Are “innovation” and “invention” the same?

Are “innovation” and “invention” the same?

The meaning of innovation has moved a lot in the past few years from the dictionary definition.

Let us start with “invention”. This is defined in contemporary patent law as something not publicly used, unpublished and non-obvious that also fits within an accepted definition of subject matter that can be patented. It is absolute, meaning that if someone else published the same or very similar idea in some obscure part of the world, that obscure publication could still destroy the inventiveness of the patent, even if the inventor had no hope of finding it in his research to develop his invention.

“Innovation”, on the other hand, was previously defined as something new but not necessarily inventive. It has a legal definition in Australia, which has an innovation patent. Recently, its meaning has morphed in popular business culture into a relative definition of what is new and useful to you and your industry. Unlike “invention”, “innovation” no longer requires an absolute comparison with someone else, but instead is reliant on what is an improvement to your own business.

Something that is inventive in absolute terms can be patented. Something that is innovative may be patentable but is less likely to be so.

Mark Warburton About the author
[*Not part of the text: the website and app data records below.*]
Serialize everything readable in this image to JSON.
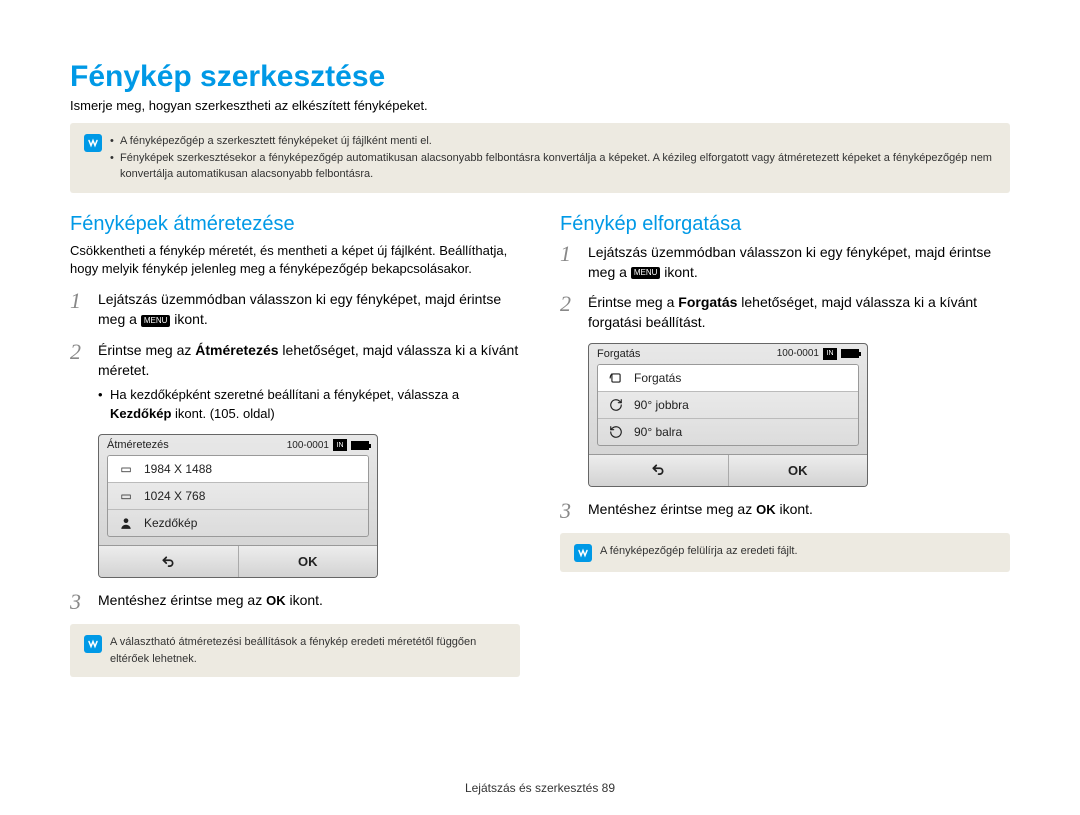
{
  "page_title": "Fénykép szerkesztése",
  "subtitle": "Ismerje meg, hogyan szerkesztheti az elkészített fényképeket.",
  "top_notes": [
    "A fényképezőgép a szerkesztett fényképeket új fájlként menti el.",
    "Fényképek szerkesztésekor a fényképezőgép automatikusan alacsonyabb felbontásra konvertálja a képeket. A kézileg elforgatott vagy átméretezett képeket a fényképezőgép nem konvertálja automatikusan alacsonyabb felbontásra."
  ],
  "left": {
    "heading": "Fényképek átméretezése",
    "lead": "Csökkentheti a fénykép méretét, és mentheti a képet új fájlként. Beállíthatja, hogy melyik fénykép jelenleg meg a fényképezőgép bekapcsolásakor.",
    "step1_a": "Lejátszás üzemmódban válasszon ki egy fényképet, majd érintse meg a ",
    "step1_b": " ikont.",
    "step2_a": "Érintse meg az ",
    "step2_bold": "Átméretezés",
    "step2_b": " lehetőséget, majd válassza ki a kívánt méretet.",
    "step2_bullet_a": "Ha kezdőképként szeretné beállítani a fényképet, válassza a ",
    "step2_bullet_bold": "Kezdőkép",
    "step2_bullet_b": " ikont. (105. oldal)",
    "step3_a": "Mentéshez érintse meg az ",
    "step3_b": " ikont.",
    "note": "A választható átméretezési beállítások a fénykép eredeti méretétől függően eltérőek lehetnek.",
    "device": {
      "title": "Átméretezés",
      "counter": "100-0001",
      "rows": [
        {
          "label": "1984 X 1488",
          "selected": true
        },
        {
          "label": "1024 X 768",
          "selected": false
        },
        {
          "label": "Kezdőkép",
          "selected": false
        }
      ],
      "ok": "OK"
    }
  },
  "right": {
    "heading": "Fénykép elforgatása",
    "step1_a": "Lejátszás üzemmódban válasszon ki egy fényképet, majd érintse meg a ",
    "step1_b": " ikont.",
    "step2_a": "Érintse meg a ",
    "step2_bold": "Forgatás",
    "step2_b": " lehetőséget, majd válassza ki a kívánt forgatási beállítást.",
    "step3_a": "Mentéshez érintse meg az ",
    "step3_b": " ikont.",
    "note": "A fényképezőgép felülírja az eredeti fájlt.",
    "device": {
      "title": "Forgatás",
      "counter": "100-0001",
      "rows": [
        {
          "label": "Forgatás",
          "selected": true
        },
        {
          "label": "90° jobbra",
          "selected": false
        },
        {
          "label": "90° balra",
          "selected": false
        }
      ],
      "ok": "OK"
    }
  },
  "menu_label": "MENU",
  "ok_label": "OK",
  "footer": "Lejátszás és szerkesztés  89"
}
The Intellectual Property Guru. His determination to protect innovation stems from a family legacy in which his grandfather, a genius inventor, had his innovations stolen and patented by someone he trusted, which led to his grandfather dying a pauper on a park bench. Mark is an international award winning lawyer and patent attorney and 3-time published author. His prowess in the court room sees him winning cases that others thought were unwinnable. Mark’s passion for protecting intellectual property shines through in his pro-bono legal mentoring, proactive legal workshops and 1-2-1 work with clients.